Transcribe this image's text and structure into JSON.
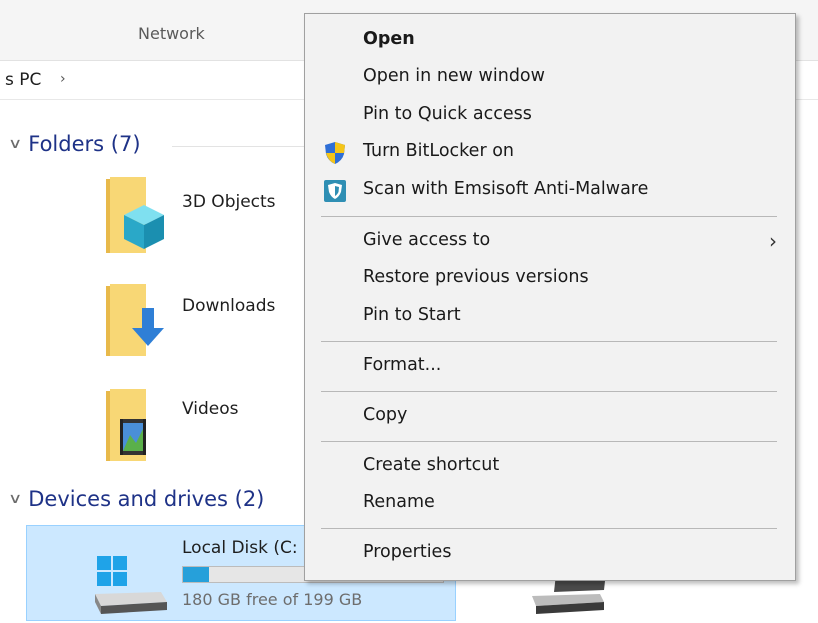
{
  "explorer": {
    "tab": "Network",
    "breadcrumb": "s PC",
    "breadcrumb_sep": "›",
    "folders_group": "Folders (7)",
    "folders": [
      {
        "label": "3D Objects",
        "icon": "3d-objects-folder-icon"
      },
      {
        "label": "Downloads",
        "icon": "downloads-folder-icon"
      },
      {
        "label": "Videos",
        "icon": "videos-folder-icon"
      }
    ],
    "devices_group": "Devices and drives (2)",
    "drive": {
      "name": "Local Disk (C:",
      "free": "180 GB free of 199 GB",
      "used_fraction": 0.1
    }
  },
  "menu": {
    "items": [
      {
        "label": "Open"
      },
      {
        "label": "Open in new window"
      },
      {
        "label": "Pin to Quick access"
      },
      {
        "label": "Turn BitLocker on",
        "icon": "uac-shield-icon"
      },
      {
        "label": "Scan with Emsisoft Anti-Malware",
        "icon": "emsisoft-shield-icon"
      },
      {
        "label": "Give access to",
        "submenu_arrow": "›"
      },
      {
        "label": "Restore previous versions"
      },
      {
        "label": "Pin to Start"
      },
      {
        "label": "Format..."
      },
      {
        "label": "Copy"
      },
      {
        "label": "Create shortcut"
      },
      {
        "label": "Rename"
      },
      {
        "label": "Properties"
      }
    ]
  },
  "colors": {
    "menu_bg": "#f2f2f2",
    "selection_bg": "#cce8ff",
    "group_header": "#1e3287",
    "progress_fill": "#26a0da"
  }
}
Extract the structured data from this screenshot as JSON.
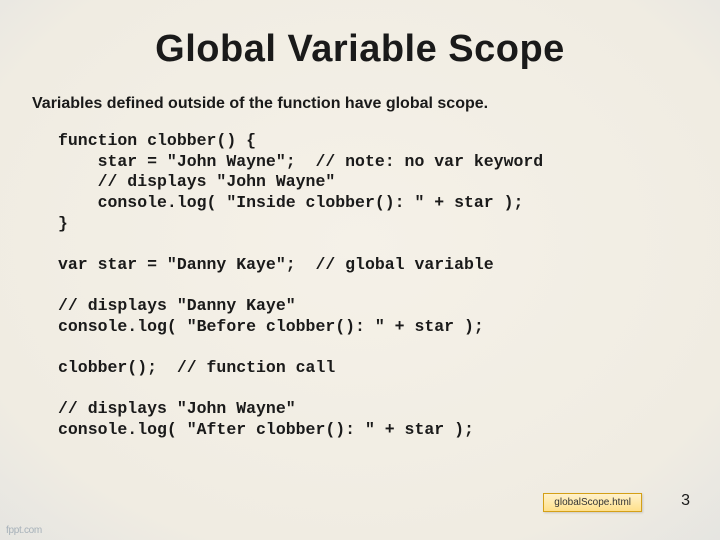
{
  "title": "Global Variable Scope",
  "subtitle": "Variables defined outside of the function have global scope.",
  "code": "function clobber() {\n    star = \"John Wayne\";  // note: no var keyword\n    // displays \"John Wayne\"\n    console.log( \"Inside clobber(): \" + star );\n}\n\nvar star = \"Danny Kaye\";  // global variable\n\n// displays \"Danny Kaye\"\nconsole.log( \"Before clobber(): \" + star );\n\nclobber();  // function call\n\n// displays \"John Wayne\"\nconsole.log( \"After clobber(): \" + star );",
  "badge": "globalScope.html",
  "page_number": "3",
  "logo": "fppt.com"
}
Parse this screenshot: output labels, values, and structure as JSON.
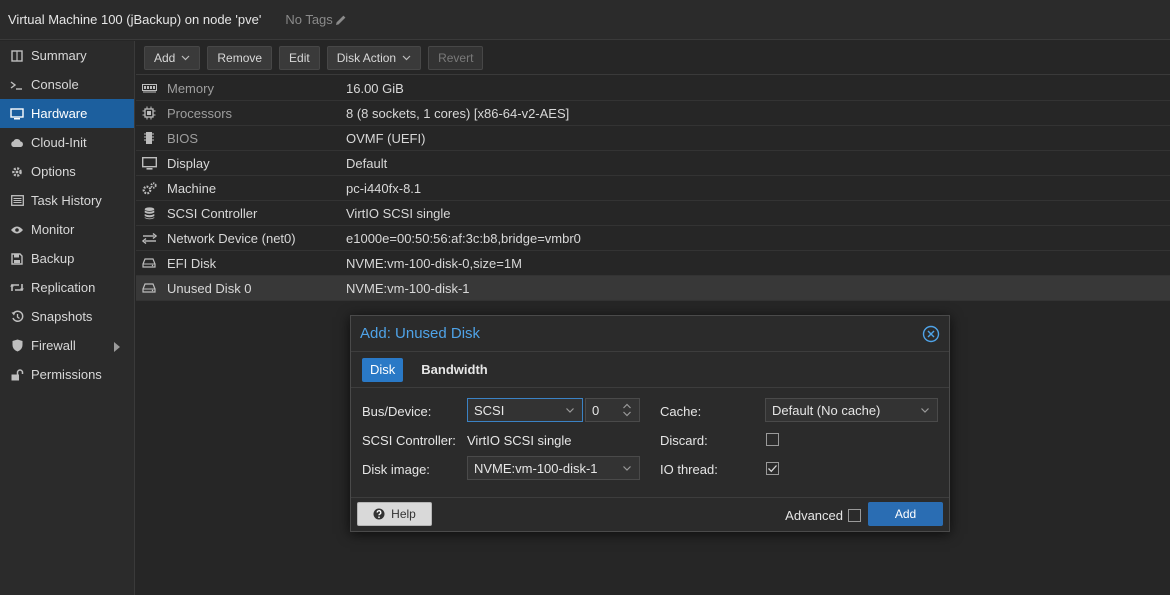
{
  "header": {
    "title": "Virtual Machine 100 (jBackup) on node 'pve'",
    "tags": "No Tags",
    "tags_icon": "pencil-icon"
  },
  "sidebar": {
    "items": [
      {
        "label": "Summary",
        "icon": "book-icon"
      },
      {
        "label": "Console",
        "icon": "terminal-icon"
      },
      {
        "label": "Hardware",
        "icon": "desktop-icon",
        "active": true
      },
      {
        "label": "Cloud-Init",
        "icon": "cloud-icon"
      },
      {
        "label": "Options",
        "icon": "gear-icon"
      },
      {
        "label": "Task History",
        "icon": "list-icon"
      },
      {
        "label": "Monitor",
        "icon": "eye-icon"
      },
      {
        "label": "Backup",
        "icon": "floppy-icon"
      },
      {
        "label": "Replication",
        "icon": "retweet-icon"
      },
      {
        "label": "Snapshots",
        "icon": "history-icon"
      },
      {
        "label": "Firewall",
        "icon": "shield-icon",
        "has_submenu": true
      },
      {
        "label": "Permissions",
        "icon": "unlock-icon"
      }
    ]
  },
  "toolbar": {
    "add_label": "Add",
    "remove_label": "Remove",
    "edit_label": "Edit",
    "disk_action_label": "Disk Action",
    "revert_label": "Revert"
  },
  "hardware": {
    "rows": [
      {
        "name": "Memory",
        "value": "16.00 GiB",
        "icon": "memory-icon",
        "muted": true
      },
      {
        "name": "Processors",
        "value": "8 (8 sockets, 1 cores) [x86-64-v2-AES]",
        "icon": "cpu-icon",
        "muted": true
      },
      {
        "name": "BIOS",
        "value": "OVMF (UEFI)",
        "icon": "microchip-icon",
        "muted": true
      },
      {
        "name": "Display",
        "value": "Default",
        "icon": "desktop-icon"
      },
      {
        "name": "Machine",
        "value": "pc-i440fx-8.1",
        "icon": "cogs-icon"
      },
      {
        "name": "SCSI Controller",
        "value": "VirtIO SCSI single",
        "icon": "database-icon"
      },
      {
        "name": "Network Device (net0)",
        "value": "e1000e=00:50:56:af:3c:b8,bridge=vmbr0",
        "icon": "exchange-icon"
      },
      {
        "name": "EFI Disk",
        "value": "NVME:vm-100-disk-0,size=1M",
        "icon": "hdd-icon"
      },
      {
        "name": "Unused Disk 0",
        "value": "NVME:vm-100-disk-1",
        "icon": "hdd-icon",
        "selected": true
      }
    ]
  },
  "dialog": {
    "title": "Add: Unused Disk",
    "tabs": [
      "Disk",
      "Bandwidth"
    ],
    "bus_device_label": "Bus/Device:",
    "bus_value": "SCSI",
    "device_number": "0",
    "scsi_controller_label": "SCSI Controller:",
    "scsi_controller_value": "VirtIO SCSI single",
    "disk_image_label": "Disk image:",
    "disk_image_value": "NVME:vm-100-disk-1",
    "cache_label": "Cache:",
    "cache_value": "Default (No cache)",
    "discard_label": "Discard:",
    "discard_checked": false,
    "io_thread_label": "IO thread:",
    "io_thread_checked": true,
    "help_label": "Help",
    "advanced_label": "Advanced",
    "advanced_checked": false,
    "add_label": "Add"
  },
  "colors": {
    "accent": "#2a79c6",
    "sidebar_active": "#1c5f9e",
    "dialog_title": "#4fa3e8"
  }
}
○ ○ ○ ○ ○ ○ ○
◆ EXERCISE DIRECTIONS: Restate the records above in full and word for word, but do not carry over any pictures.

◆ WRITTEN SOLUTION:
Transcribe this image's text and structure into JSON.
{
  "explorer": {
    "tab": "Network",
    "breadcrumb": "s PC",
    "breadcrumb_sep": "›",
    "folders_group": "Folders (7)",
    "folders": [
      {
        "label": "3D Objects",
        "icon": "3d-objects-folder-icon"
      },
      {
        "label": "Downloads",
        "icon": "downloads-folder-icon"
      },
      {
        "label": "Videos",
        "icon": "videos-folder-icon"
      }
    ],
    "devices_group": "Devices and drives (2)",
    "drive": {
      "name": "Local Disk (C:",
      "free": "180 GB free of 199 GB",
      "used_fraction": 0.1
    }
  },
  "menu": {
    "items": [
      {
        "label": "Open"
      },
      {
        "label": "Open in new window"
      },
      {
        "label": "Pin to Quick access"
      },
      {
        "label": "Turn BitLocker on",
        "icon": "uac-shield-icon"
      },
      {
        "label": "Scan with Emsisoft Anti-Malware",
        "icon": "emsisoft-shield-icon"
      },
      {
        "label": "Give access to",
        "submenu_arrow": "›"
      },
      {
        "label": "Restore previous versions"
      },
      {
        "label": "Pin to Start"
      },
      {
        "label": "Format..."
      },
      {
        "label": "Copy"
      },
      {
        "label": "Create shortcut"
      },
      {
        "label": "Rename"
      },
      {
        "label": "Properties"
      }
    ]
  },
  "colors": {
    "menu_bg": "#f2f2f2",
    "selection_bg": "#cce8ff",
    "group_header": "#1e3287",
    "progress_fill": "#26a0da"
  }
}
Extract the structured data from this screenshot as JSON.
{
  "title": "Global Variable Scope",
  "subtitle": "Variables defined outside of the function have global scope.",
  "code": "function clobber() {\n    star = \"John Wayne\";  // note: no var keyword\n    // displays \"John Wayne\"\n    console.log( \"Inside clobber(): \" + star );\n}\n\nvar star = \"Danny Kaye\";  // global variable\n\n// displays \"Danny Kaye\"\nconsole.log( \"Before clobber(): \" + star );\n\nclobber();  // function call\n\n// displays \"John Wayne\"\nconsole.log( \"After clobber(): \" + star );",
  "badge": "globalScope.html",
  "page_number": "3",
  "logo": "fppt.com"
}
Parse this screenshot: output labels, values, and structure as JSON.
{
  "header": {
    "title": "Virtual Machine 100 (jBackup) on node 'pve'",
    "tags": "No Tags",
    "tags_icon": "pencil-icon"
  },
  "sidebar": {
    "items": [
      {
        "label": "Summary",
        "icon": "book-icon"
      },
      {
        "label": "Console",
        "icon": "terminal-icon"
      },
      {
        "label": "Hardware",
        "icon": "desktop-icon",
        "active": true
      },
      {
        "label": "Cloud-Init",
        "icon": "cloud-icon"
      },
      {
        "label": "Options",
        "icon": "gear-icon"
      },
      {
        "label": "Task History",
        "icon": "list-icon"
      },
      {
        "label": "Monitor",
        "icon": "eye-icon"
      },
      {
        "label": "Backup",
        "icon": "floppy-icon"
      },
      {
        "label": "Replication",
        "icon": "retweet-icon"
      },
      {
        "label": "Snapshots",
        "icon": "history-icon"
      },
      {
        "label": "Firewall",
        "icon": "shield-icon",
        "has_submenu": true
      },
      {
        "label": "Permissions",
        "icon": "unlock-icon"
      }
    ]
  },
  "toolbar": {
    "add_label": "Add",
    "remove_label": "Remove",
    "edit_label": "Edit",
    "disk_action_label": "Disk Action",
    "revert_label": "Revert"
  },
  "hardware": {
    "rows": [
      {
        "name": "Memory",
        "value": "16.00 GiB",
        "icon": "memory-icon",
        "muted": true
      },
      {
        "name": "Processors",
        "value": "8 (8 sockets, 1 cores) [x86-64-v2-AES]",
        "icon": "cpu-icon",
        "muted": true
      },
      {
        "name": "BIOS",
        "value": "OVMF (UEFI)",
        "icon": "microchip-icon",
        "muted": true
      },
      {
        "name": "Display",
        "value": "Default",
        "icon": "desktop-icon"
      },
      {
        "name": "Machine",
        "value": "pc-i440fx-8.1",
        "icon": "cogs-icon"
      },
      {
        "name": "SCSI Controller",
        "value": "VirtIO SCSI single",
        "icon": "database-icon"
      },
      {
        "name": "Network Device (net0)",
        "value": "e1000e=00:50:56:af:3c:b8,bridge=vmbr0",
        "icon": "exchange-icon"
      },
      {
        "name": "EFI Disk",
        "value": "NVME:vm-100-disk-0,size=1M",
        "icon": "hdd-icon"
      },
      {
        "name": "Unused Disk 0",
        "value": "NVME:vm-100-disk-1",
        "icon": "hdd-icon",
        "selected": true
      }
    ]
  },
  "dialog": {
    "title": "Add: Unused Disk",
    "tabs": [
      "Disk",
      "Bandwidth"
    ],
    "bus_device_label": "Bus/Device:",
    "bus_value": "SCSI",
    "device_number": "0",
    "scsi_controller_label": "SCSI Controller:",
    "scsi_controller_value": "VirtIO SCSI single",
    "disk_image_label": "Disk image:",
    "disk_image_value": "NVME:vm-100-disk-1",
    "cache_label": "Cache:",
    "cache_value": "Default (No cache)",
    "discard_label": "Discard:",
    "discard_checked": false,
    "io_thread_label": "IO thread:",
    "io_thread_checked": true,
    "help_label": "Help",
    "advanced_label": "Advanced",
    "advanced_checked": false,
    "add_label": "Add"
  },
  "colors": {
    "accent": "#2a79c6",
    "sidebar_active": "#1c5f9e",
    "dialog_title": "#4fa3e8"
  }
}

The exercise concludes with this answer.